One question that comes to mind when considering a new town is what provision will be put in place to keep new and nearby residents safe from any subsequent increase in crime or anti-social behaviour.
It is very clear from the application documentation that this has been very poorly considered. Lip service has been paid to including an unsubstantiated amount of funding but no details of what this will involve has been provided. Indeed it can be seen from the response to the application submitted by Thames Valley Police (TVP) (Ian Carmichael – Crime Prevention Design Advisor – Oxfordshire – Local Policing) that they have not even been consulted by Homes England in the planning stage.

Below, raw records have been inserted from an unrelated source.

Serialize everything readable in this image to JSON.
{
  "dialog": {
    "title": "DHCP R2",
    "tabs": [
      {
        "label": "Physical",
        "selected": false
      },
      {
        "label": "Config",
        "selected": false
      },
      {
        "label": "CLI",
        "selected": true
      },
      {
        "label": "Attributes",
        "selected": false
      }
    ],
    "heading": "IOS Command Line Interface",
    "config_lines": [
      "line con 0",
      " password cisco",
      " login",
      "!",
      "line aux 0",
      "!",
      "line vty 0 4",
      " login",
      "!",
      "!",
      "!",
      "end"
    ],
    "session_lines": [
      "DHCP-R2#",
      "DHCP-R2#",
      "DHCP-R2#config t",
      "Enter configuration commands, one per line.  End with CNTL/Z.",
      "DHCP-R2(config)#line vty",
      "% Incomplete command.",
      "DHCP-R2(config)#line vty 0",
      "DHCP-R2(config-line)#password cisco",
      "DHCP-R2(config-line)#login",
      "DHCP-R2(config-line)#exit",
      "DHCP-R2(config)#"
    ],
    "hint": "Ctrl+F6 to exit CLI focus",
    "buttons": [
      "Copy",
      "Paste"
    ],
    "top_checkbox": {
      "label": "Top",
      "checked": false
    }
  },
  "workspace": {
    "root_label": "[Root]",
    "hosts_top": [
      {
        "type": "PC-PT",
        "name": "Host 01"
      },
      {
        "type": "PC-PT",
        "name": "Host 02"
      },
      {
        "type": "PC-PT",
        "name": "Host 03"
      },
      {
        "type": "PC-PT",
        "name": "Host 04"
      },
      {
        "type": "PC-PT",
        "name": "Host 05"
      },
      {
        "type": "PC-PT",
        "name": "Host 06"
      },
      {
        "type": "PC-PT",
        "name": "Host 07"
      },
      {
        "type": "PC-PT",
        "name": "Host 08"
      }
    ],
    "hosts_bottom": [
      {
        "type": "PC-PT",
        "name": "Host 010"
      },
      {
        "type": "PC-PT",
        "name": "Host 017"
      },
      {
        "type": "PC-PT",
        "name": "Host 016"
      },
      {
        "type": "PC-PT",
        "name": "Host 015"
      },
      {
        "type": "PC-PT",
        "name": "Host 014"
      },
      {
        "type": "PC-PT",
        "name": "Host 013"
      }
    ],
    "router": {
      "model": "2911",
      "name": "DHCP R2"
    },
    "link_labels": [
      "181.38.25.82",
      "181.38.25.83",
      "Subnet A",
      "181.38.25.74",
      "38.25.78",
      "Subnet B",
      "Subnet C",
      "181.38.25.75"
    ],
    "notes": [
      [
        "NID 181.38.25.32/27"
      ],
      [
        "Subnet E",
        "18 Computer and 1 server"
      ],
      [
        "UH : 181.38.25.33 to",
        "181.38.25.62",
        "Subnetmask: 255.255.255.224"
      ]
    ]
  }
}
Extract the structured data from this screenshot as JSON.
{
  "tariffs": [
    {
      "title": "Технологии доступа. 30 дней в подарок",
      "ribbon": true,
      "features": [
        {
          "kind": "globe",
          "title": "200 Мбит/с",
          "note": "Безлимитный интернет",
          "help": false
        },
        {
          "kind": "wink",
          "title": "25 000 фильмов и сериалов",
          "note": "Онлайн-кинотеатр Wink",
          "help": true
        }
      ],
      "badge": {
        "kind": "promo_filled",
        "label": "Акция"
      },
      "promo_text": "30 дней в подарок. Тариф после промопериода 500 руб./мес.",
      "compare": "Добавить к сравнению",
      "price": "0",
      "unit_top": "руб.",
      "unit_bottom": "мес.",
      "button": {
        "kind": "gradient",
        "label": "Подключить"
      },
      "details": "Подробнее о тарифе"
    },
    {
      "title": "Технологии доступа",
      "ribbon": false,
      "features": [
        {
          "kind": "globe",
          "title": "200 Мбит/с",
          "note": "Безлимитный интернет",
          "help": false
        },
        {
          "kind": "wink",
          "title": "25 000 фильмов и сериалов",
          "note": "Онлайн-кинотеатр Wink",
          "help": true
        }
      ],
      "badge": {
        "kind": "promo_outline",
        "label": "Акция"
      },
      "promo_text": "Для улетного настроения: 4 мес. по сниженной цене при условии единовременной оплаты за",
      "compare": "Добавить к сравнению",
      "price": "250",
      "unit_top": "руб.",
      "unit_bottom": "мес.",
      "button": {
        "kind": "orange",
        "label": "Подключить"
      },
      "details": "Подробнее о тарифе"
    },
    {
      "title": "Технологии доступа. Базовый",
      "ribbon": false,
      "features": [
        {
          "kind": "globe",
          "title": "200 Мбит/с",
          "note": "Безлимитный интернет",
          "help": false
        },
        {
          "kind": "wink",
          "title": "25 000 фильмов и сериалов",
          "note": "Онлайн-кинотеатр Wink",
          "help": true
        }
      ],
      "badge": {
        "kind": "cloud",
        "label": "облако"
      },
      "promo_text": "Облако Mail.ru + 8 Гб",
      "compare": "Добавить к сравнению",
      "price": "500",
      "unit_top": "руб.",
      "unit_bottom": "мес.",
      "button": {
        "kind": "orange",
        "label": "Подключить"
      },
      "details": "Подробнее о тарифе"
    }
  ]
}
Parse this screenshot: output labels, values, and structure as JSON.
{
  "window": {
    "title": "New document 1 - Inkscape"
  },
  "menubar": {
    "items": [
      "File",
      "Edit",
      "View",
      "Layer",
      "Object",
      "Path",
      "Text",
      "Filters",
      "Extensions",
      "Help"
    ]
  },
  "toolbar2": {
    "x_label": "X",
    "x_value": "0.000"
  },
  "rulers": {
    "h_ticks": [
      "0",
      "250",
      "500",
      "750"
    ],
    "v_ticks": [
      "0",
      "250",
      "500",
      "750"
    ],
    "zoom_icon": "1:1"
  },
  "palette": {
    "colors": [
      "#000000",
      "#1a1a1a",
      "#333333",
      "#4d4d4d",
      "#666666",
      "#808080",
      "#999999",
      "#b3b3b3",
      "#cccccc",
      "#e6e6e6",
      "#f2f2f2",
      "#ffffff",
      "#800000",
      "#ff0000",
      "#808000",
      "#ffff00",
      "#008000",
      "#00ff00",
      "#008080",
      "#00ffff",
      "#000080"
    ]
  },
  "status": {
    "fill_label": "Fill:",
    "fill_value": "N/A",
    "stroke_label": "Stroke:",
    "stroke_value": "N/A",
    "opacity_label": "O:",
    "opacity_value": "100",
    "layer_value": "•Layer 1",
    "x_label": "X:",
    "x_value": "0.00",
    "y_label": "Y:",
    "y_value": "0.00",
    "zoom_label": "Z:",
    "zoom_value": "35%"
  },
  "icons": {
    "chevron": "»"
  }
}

Mr Carmichael has raised concerns as to the design and layout of the proposed new town stating that it is likely to be problematic in crime prevention design terms. As it stands the proposed development may not meet the requirements of Section 12 of the National Planning Policy Framework 2019 which provides that developments should create places that are safe, inclusive, and accessible and where crime and disorder, and the fear of crime, do not undermine the quality of life or community cohesion and resilience. In addition, the Ministry of Housing Communities and Local Government Planning Practice Guidance on ‘Design’ states that the following issues should be considered when designing a new community: safe, connected and efficient streets; crime prevention; security measures; and cohesive and vibrant neighbourhoods.
The Design and Access Statement submitted with Homes England’s application does not adequately deal with crime and disorder and has been produced with no advice or guidance being sought from TVP. There is no doubt that a new town of the size proposed will have an impact on local crime and disorder (anti-social behaviour), and clearly has the potential to have a significant impact on current policing resources. It is utterly astounding that Homes England has not addressed such important issues with TVP which is, sadly, indicative of the arrogance and lack of care that they have shown throughout this whole process.
There are many design concerns in relation to the proposed development. These are a selection for you to consider:
a) Parking provision: what will be provided for the proposed blocks of flats? Rear parking courts, car ports, under croft parking, or separate garages, make vehicles and the rear of properties extremely vulnerable. They also often attract anti-social behaviour and are often abandoned in favour of residents parking in front of dwellings.
b) Permeability (i.e. the connectivity of a development – the extent to which it’s design permits (or restricts) the movement of people or vehicles in different directions): much is made of this by Homes England, but excessive permeability is likely to attract crime/anti-social behaviour, aid criminal search behaviour and provide escape routes for offenders.
c) Landscaping and Lighting: shrubs and trees must be kept to appropriate heights to enable clear views (natural surveillance) and avoid providing hiding places. Lighting must be provided to all streets, footpaths, cycle ways, and communal parking areas.
d) Vehicle intrusion: measures to prevent vehicle intrusion on to any segregated pedestrian routes and open public spaces must be provided.
e) Play areas and recreational facilities: careful consideration must be given to its location; equipment; lighting; landscaping etc. The design should promote enjoyment for all users and child safety, whilst deterring anti-social behaviour. Sufficient provision for our youth must also form part of the proposals.
On these issues alone the planning application should be refused. The design put forward by Homes England is ill-conceived and raises many grave concerns relating to crime and security, not just for the new residents but also existing communities.